▶ [Supplied entries]
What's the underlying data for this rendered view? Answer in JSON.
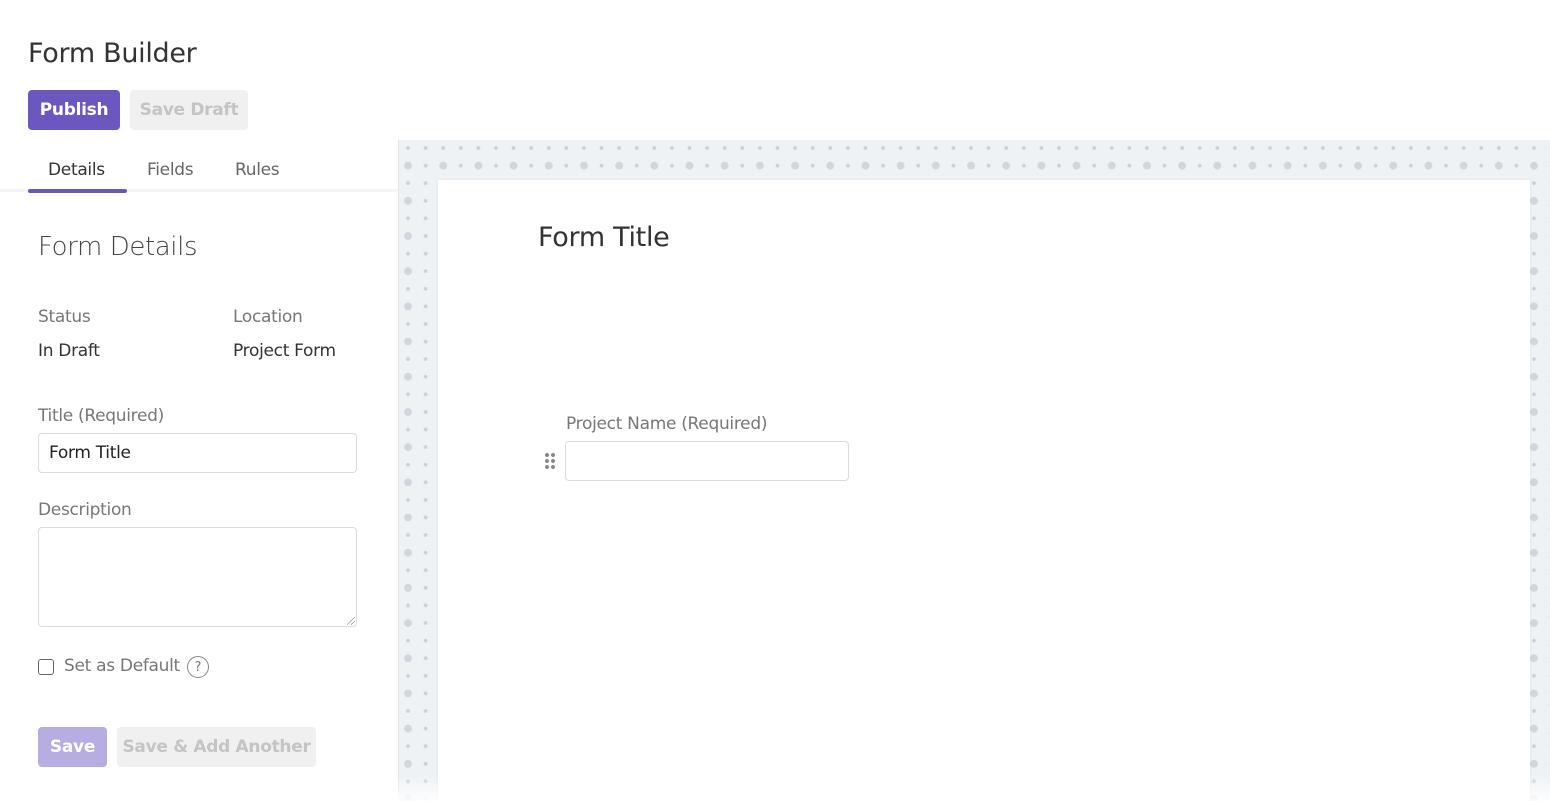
{
  "header": {
    "title": "Form Builder",
    "publish_label": "Publish",
    "save_draft_label": "Save Draft"
  },
  "tabs": [
    {
      "label": "Details",
      "active": true
    },
    {
      "label": "Fields",
      "active": false
    },
    {
      "label": "Rules",
      "active": false
    }
  ],
  "details": {
    "section_title": "Form Details",
    "status_label": "Status",
    "status_value": "In Draft",
    "location_label": "Location",
    "location_value": "Project Form",
    "title_label": "Title (Required)",
    "title_value": "Form Title",
    "description_label": "Description",
    "description_value": "",
    "set_default_label": "Set as Default",
    "set_default_checked": false,
    "help_icon": "?",
    "save_label": "Save",
    "save_add_label": "Save & Add Another"
  },
  "canvas": {
    "form_title": "Form Title",
    "fields": [
      {
        "label": "Project Name (Required)",
        "value": ""
      }
    ]
  },
  "colors": {
    "accent": "#6c56c0",
    "accent_disabled": "#b8ade0",
    "canvas_bg": "#eff2f5"
  }
}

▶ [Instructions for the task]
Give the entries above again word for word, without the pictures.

▶ [Answer for this exercise]
What's the underlying data for this rendered view? Answer in JSON.
{
  "header": {
    "title": "Form Builder",
    "publish_label": "Publish",
    "save_draft_label": "Save Draft"
  },
  "tabs": [
    {
      "label": "Details",
      "active": true
    },
    {
      "label": "Fields",
      "active": false
    },
    {
      "label": "Rules",
      "active": false
    }
  ],
  "details": {
    "section_title": "Form Details",
    "status_label": "Status",
    "status_value": "In Draft",
    "location_label": "Location",
    "location_value": "Project Form",
    "title_label": "Title (Required)",
    "title_value": "Form Title",
    "description_label": "Description",
    "description_value": "",
    "set_default_label": "Set as Default",
    "set_default_checked": false,
    "help_icon": "?",
    "save_label": "Save",
    "save_add_label": "Save & Add Another"
  },
  "canvas": {
    "form_title": "Form Title",
    "fields": [
      {
        "label": "Project Name (Required)",
        "value": ""
      }
    ]
  },
  "colors": {
    "accent": "#6c56c0",
    "accent_disabled": "#b8ade0",
    "canvas_bg": "#eff2f5"
  }
}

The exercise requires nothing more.